Prior to that evening, I was familiar with the delightful anthology of essays and interviews that Razam had edited about psychedelic history and psychonautic exploration, “The JourneyBook” – which is jam-packed with fascinating information from the frontiers of consciousness exploration, and provides an especially interesting window into the psychedelic culture of Australia. It’s a treasure chest overflowing with wonderful psychedelic revelations and extraordinary visionary artwork. Beautifully illustrated with dazzling full-color graphics, The JourneyBook includes mind-expanding contributions by Stanislav Grof, Dennis McKenna, Eric Davis, Daniel Pinchbeck, and many others. Nineteen writers and thirteen artists contribute to this innovatively designed, back-coverless, flip-upside-in-the-middle book, which draws attention to the fact that–thanks to the internet–a new and sophisticated form of psychedelic culture is emerging on the planet, globally connecting its participants through boundary-dissolving interactions.
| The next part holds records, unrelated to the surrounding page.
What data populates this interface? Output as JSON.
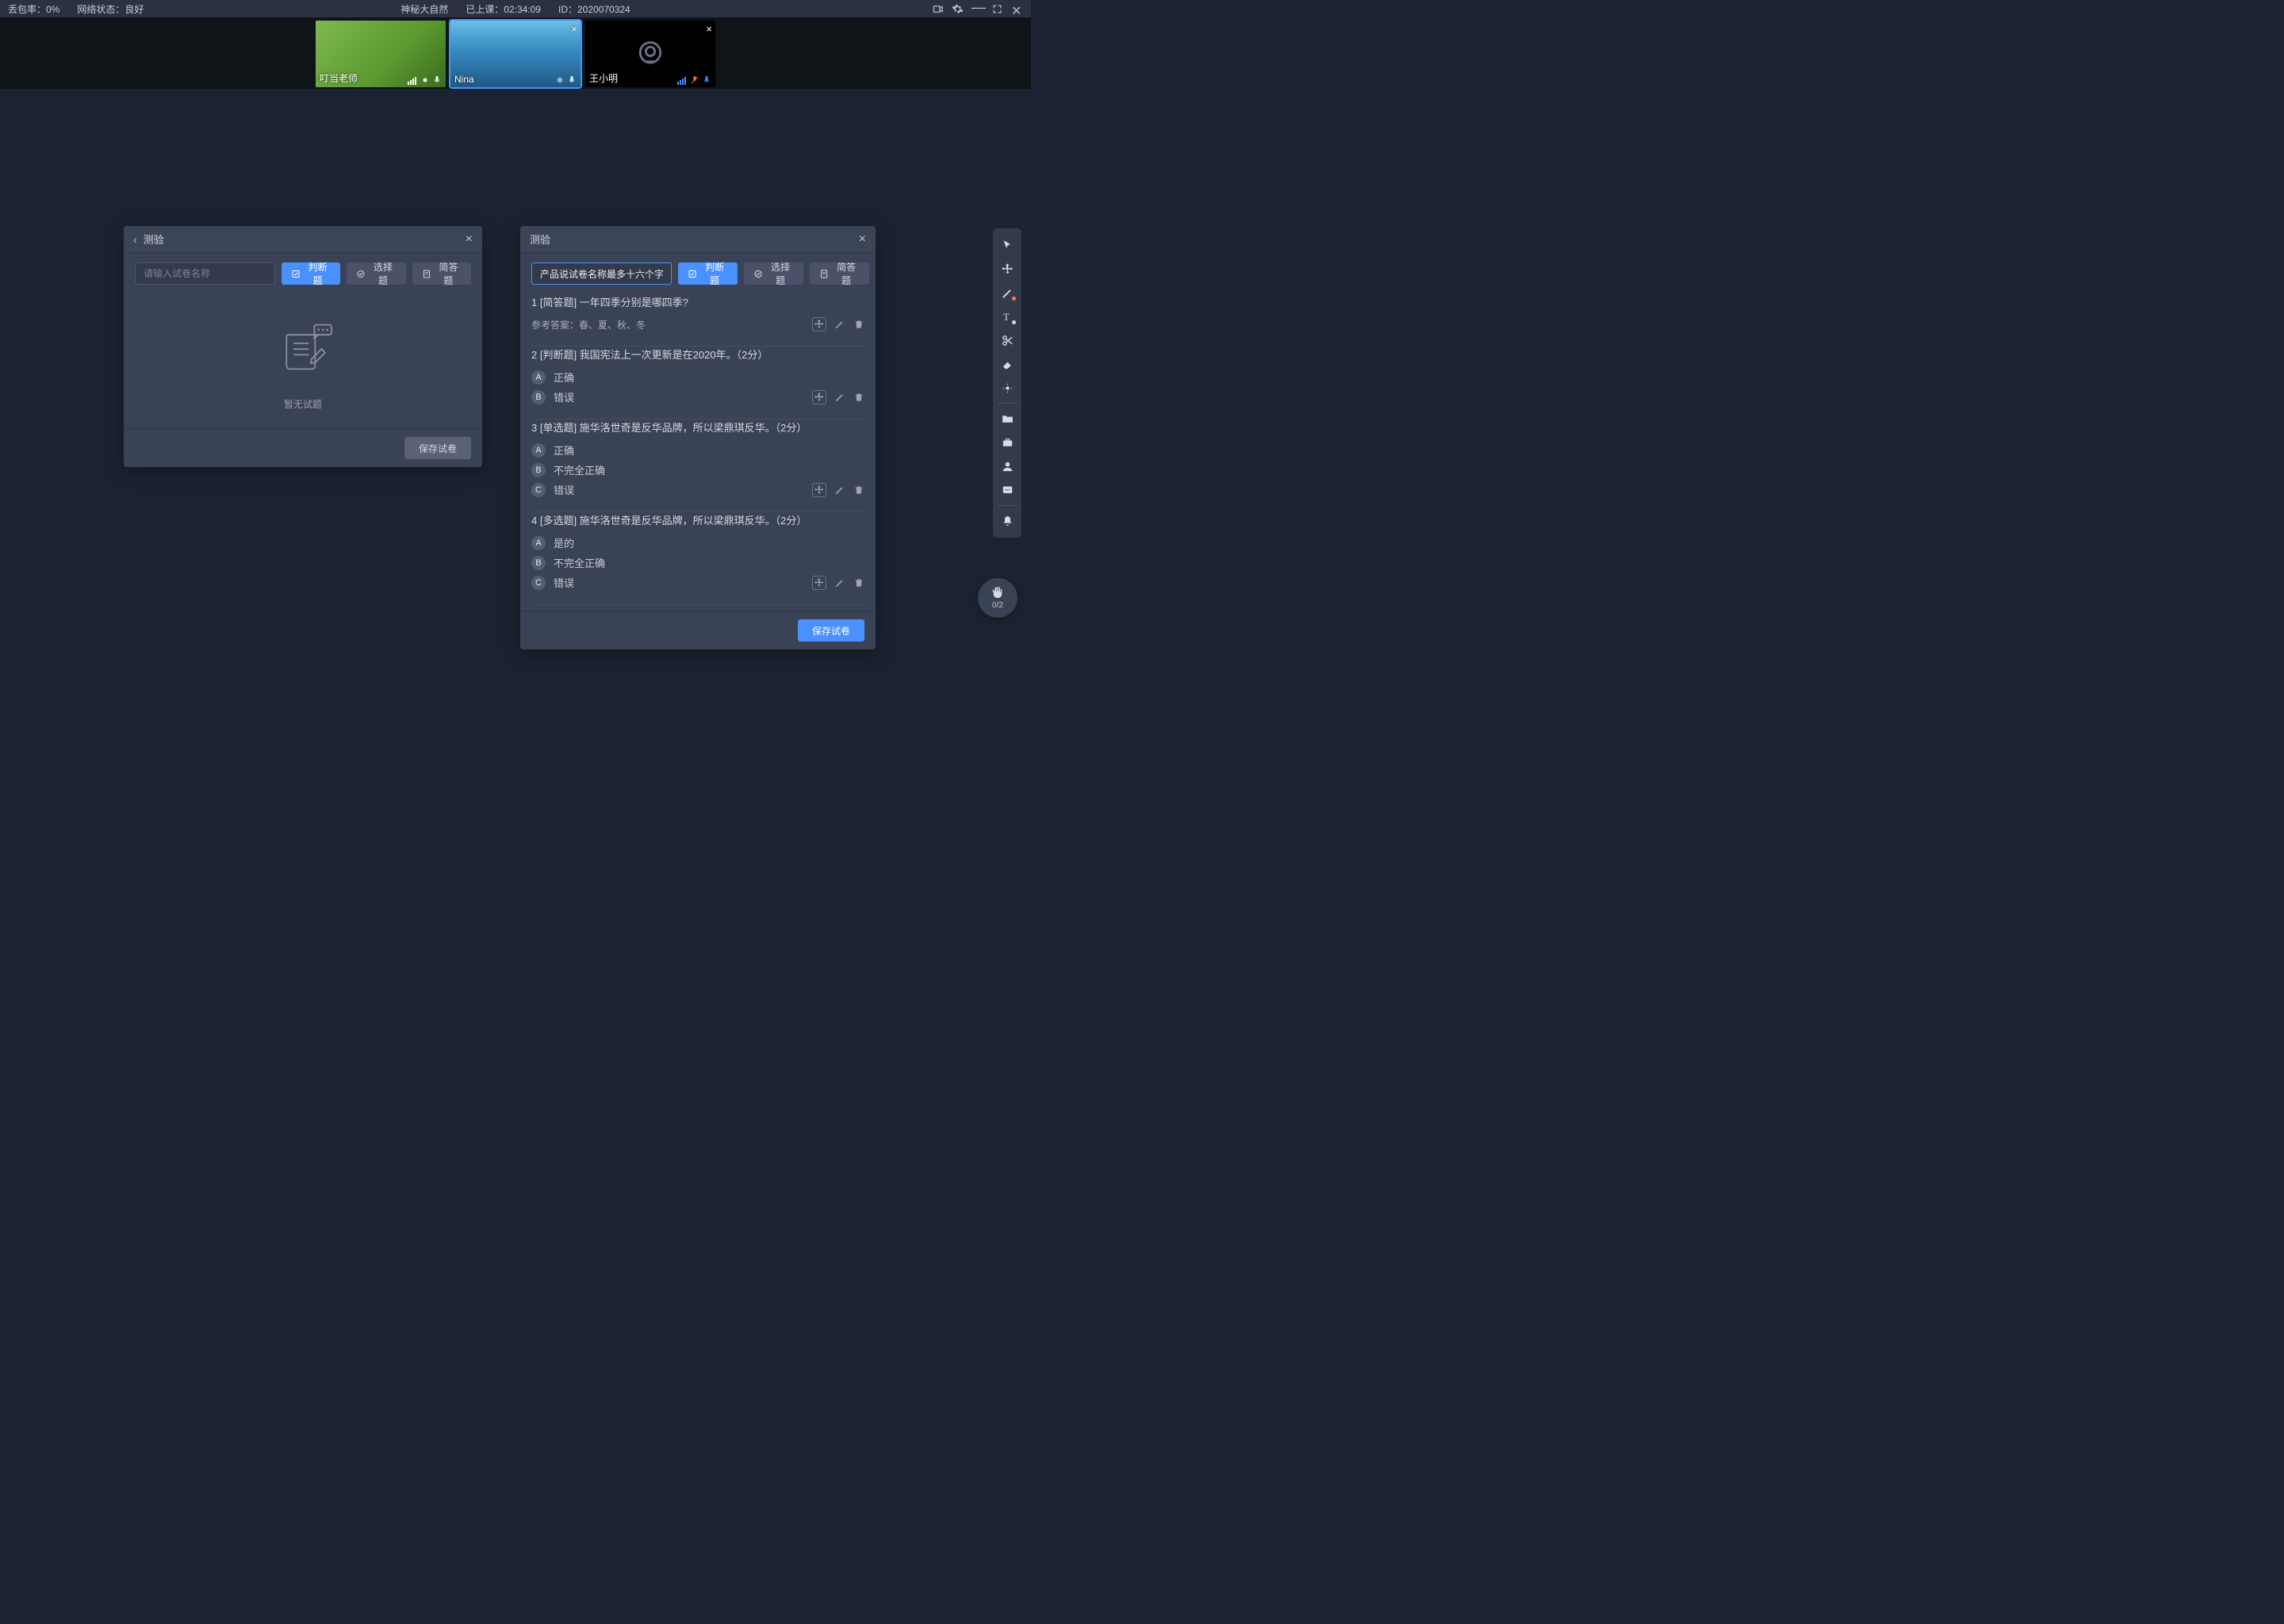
{
  "topbar": {
    "packet_loss_label": "丢包率：0%",
    "network_label": "网络状态：良好",
    "course_title": "神秘大自然",
    "elapsed": "已上课：02:34:09",
    "session_id": "ID：2020070324"
  },
  "videos": [
    {
      "name": "叮当老师",
      "camera_off": false,
      "removable": false
    },
    {
      "name": "Nina",
      "camera_off": false,
      "removable": true
    },
    {
      "name": "王小明",
      "camera_off": true,
      "removable": true
    }
  ],
  "quiz_common": {
    "title": "测验",
    "btn_judge": "判断题",
    "btn_choice": "选择题",
    "btn_short": "简答题",
    "btn_save": "保存试卷"
  },
  "panel_left": {
    "name_placeholder": "请输入试卷名称",
    "empty_text": "暂无试题"
  },
  "panel_right": {
    "name_value": "产品说试卷名称最多十六个字",
    "questions": [
      {
        "index": 1,
        "type_label": "[简答题]",
        "text": "一年四季分别是哪四季?",
        "answer_label": "参考答案：春、夏、秋、冬"
      },
      {
        "index": 2,
        "type_label": "[判断题]",
        "text": "我国宪法上一次更新是在2020年。（2分）",
        "options": [
          {
            "letter": "A",
            "text": "正确"
          },
          {
            "letter": "B",
            "text": "错误"
          }
        ]
      },
      {
        "index": 3,
        "type_label": "[单选题]",
        "text": "施华洛世奇是反华品牌，所以梁鼎琪反华。（2分）",
        "options": [
          {
            "letter": "A",
            "text": "正确"
          },
          {
            "letter": "B",
            "text": "不完全正确"
          },
          {
            "letter": "C",
            "text": "错误"
          }
        ]
      },
      {
        "index": 4,
        "type_label": "[多选题]",
        "text": "施华洛世奇是反华品牌，所以梁鼎琪反华。（2分）",
        "options": [
          {
            "letter": "A",
            "text": "是的"
          },
          {
            "letter": "B",
            "text": "不完全正确"
          },
          {
            "letter": "C",
            "text": "错误"
          }
        ]
      }
    ]
  },
  "hand": {
    "count": "0/2"
  }
}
While visiting California, Razam gave me a copy of his latest book “Aya: A Shamanic Odyssey.” After reading the first few pages, I was quickly swept up into his deeply inspiring, highly educational journey, which left me with my jaw hanging in awe. You really have to hand it to Razam, as this book was quite an ambitious undertaking. He did a marvelous job documenting the fascinating cultural phenomenon that’s currently occurring in the Amazon with ayahuasca tourism–as well as his own personal shamanic journeys into the hyperdimensional realms of ayahuasca consciousness–for those of us without the courage, time, or resources to head off into the hot, wet jungles of South America, and drink the powerfully hallucinogenic jungle brew.

Initially on assignment from Australian Penthouse magazine, Razam traveled to Peru, where he immersed himself in the cross-cultural, ayahuasca-based community that flourishes in and around Iquitos. While he was there–amongst the curanderos, spiritual seekers, backpack adventurers, impoverished indigenous people, desperately ill, well-to-do tourists, shifty-eyed salesmen, and shaman entrepreneurs–organically and unexpectedly, the article that he was writing grew vine-like into a whole book. Razam first attends an international conference about ayahuasca, and then embarks on his own far-flung adventures with the plant brew. He partakes in numerous ayahuasca ceremonies, led by an unusual array of memorable curanderos and curandero mix-breeds, in various culturally-blended settings, amongst a colorful collection of characters, recording every microscopic detail, so that you really feel like you’re there with him, inside of his head.

I think that this is the best book available about the strange and intriguing interface between Western culture and traditional ayahuasca-based shamanism.

It’s also a true adventure story, written in a very personal, readable style, and it had me turning the pages to find out what happens next. Recounted with unusual sensitivity, compassionately brutal honesty, high humor, real guts, and an incredible eye for detail, Razam shares his hard-earned shamanic knowledge with us by using Western memes and icons as archetypes, so that Australians and Americans can especially relate to his experiences. Razam does a remarkable job incorporating his own insights and revelations, dreams and synchronicities, with the story, and you can sense the symbiotic spirit of the ayahuasca vine intertwining with the words in the book. I highly recommend this inspiring and hopeful book to all aspiring ayahuasqueros, as well as anyone interested in the alchemical transformation of consciousness, and I think that it will especially appeal to people interested in plant-based spirituality quests, and the interface between Western and indigenous cultures.